In any dry bulk shipping project, countless small particles are combined to form one giant load within a dry bulk tank. The same can be said for the process of dry bulk shipping. There are countless procedural steps that will collectively determine whether shipment of the load is a giant success or a giant – and often very expensive – failure. Good freight brokers understand this and can guide you through every one of these steps before, during, and after your product is transported.
Considerations before your load is picked up
Much of the success or failure of your bulk freight shipment will be determined by the preparation (or lack thereof) that occurs in the planning stage. A lot of this preparation comes down to simply asking the right questions of the carrier, the receiver, and/or consignee – or leaning on a freight broker with the expertise to ask them on your behalf.
Questions about the loading and delivery process and site details will help the carrier avoid unwelcome and time-consuming surprises upon arrival. Here are just some questions relevant to a dry bulk delivery:

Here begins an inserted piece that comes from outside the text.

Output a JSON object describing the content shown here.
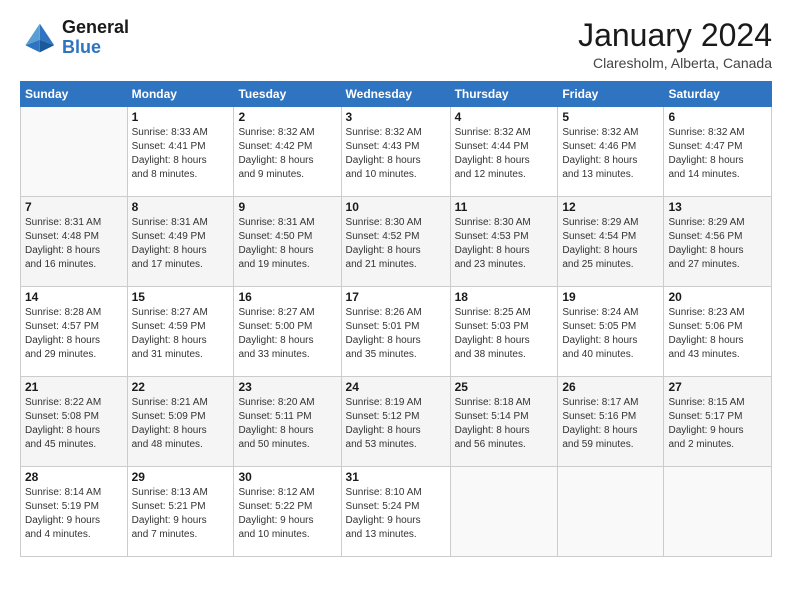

- Are there scales on site and, if not, how far is the closest one?
- Is a self-loader required?
- Is a vacuum needed and, if so, what hose size (and, importantly, what fitting size) is needed?
- What are the facility’s operating hours?
- What vessel is the product coming out of and going into (e.g., rail car or silo)?
- If it’s a rail car, will it be in position when the driver arrives?
- Have the contact phone numbers been tested for accuracy in advance of the driver’s visit?
- Have the details of the tank wash been agreed upon?
An experienced provider of dry bulk shipping services will ask even more questions specific to the product and type of tank. Many freight brokers have checklists to ensure they capture all necessary information. Some will go a step further and send an associate to visit the site well in advance of the driver to make sure things are as described.
The bottom line is that planning needs to occur up front. By partnering with the right freight broker, you can both secure capacity for your load and maximize the chance for a successful delivery.
Considerations upon delivery
With careful planning behind you, the driver has picked up the load and is heading to the delivery site. Here, a few new considerations come in to play.
First, there’s paperwork. In addition to the bill of lading, many carriers and freight brokers provide a form for the receiver to sign that confirms all delivery instructions. For example, “on ____ date I have instructed driver ____ to load ____ pounds of blue plastic pellets using hose B1.” This helps settle all the small details of the delivery and avoids ambiguity.
Despite everyone’s best intentions, things can go wrong. Let’s say you’re loading into rail cars and they aren’t in position, requiring the truck and driver to wait on site. The driver is stuck, your product isn’t being delivered, and the meter is running. Who can you call for assistance?
In such cases, it’s helpful to have a freight broker with 24/7 customer service that will have your back throughout every step of the process. If something goes awry, it becomes their mission to work all the angles to make it right.
Considerations after delivery
After delivery, there’s still a bit more work to be done. The paperwork must be scanned and distributed to all stakeholders, and the tank must be washed. And, while the specifics of the tank wash should be worked out in the beginning of the dry bulk shipping process, it’s important to note its significance.
Depending on the material being hauled, a full conversion wash could be necessary. This is a more expensive and time-consuming form of a tank wash but it’s an extremely thorough procedure that not only washes out the trailer, but also removes the lines and valves and washes them before putting it all back together. When you’re talking about the integrity of a load worth tens of thousands of dollars, a few hundred dollars for a conversion wash is actually very cost-effective insurance.
Rely on freight broker experience
Coordination of dry bulk shipping is a job for experienced, buttoned-up people with an eye for detail. If you don’t have the time required, it may be wise to find a freight broker that can source capacity and manage the ins and outs of bulk freight on your behalf.
Bulk Connection has decades of experience in the dry bulk shipping industry, and we’re supported by the largest network of liquid and dry bulk carriers in North America. So, when you’re getting ready to ship your next dry bulk load, lean on Bulk Connection to handle the “before,” “during,” and “after” details.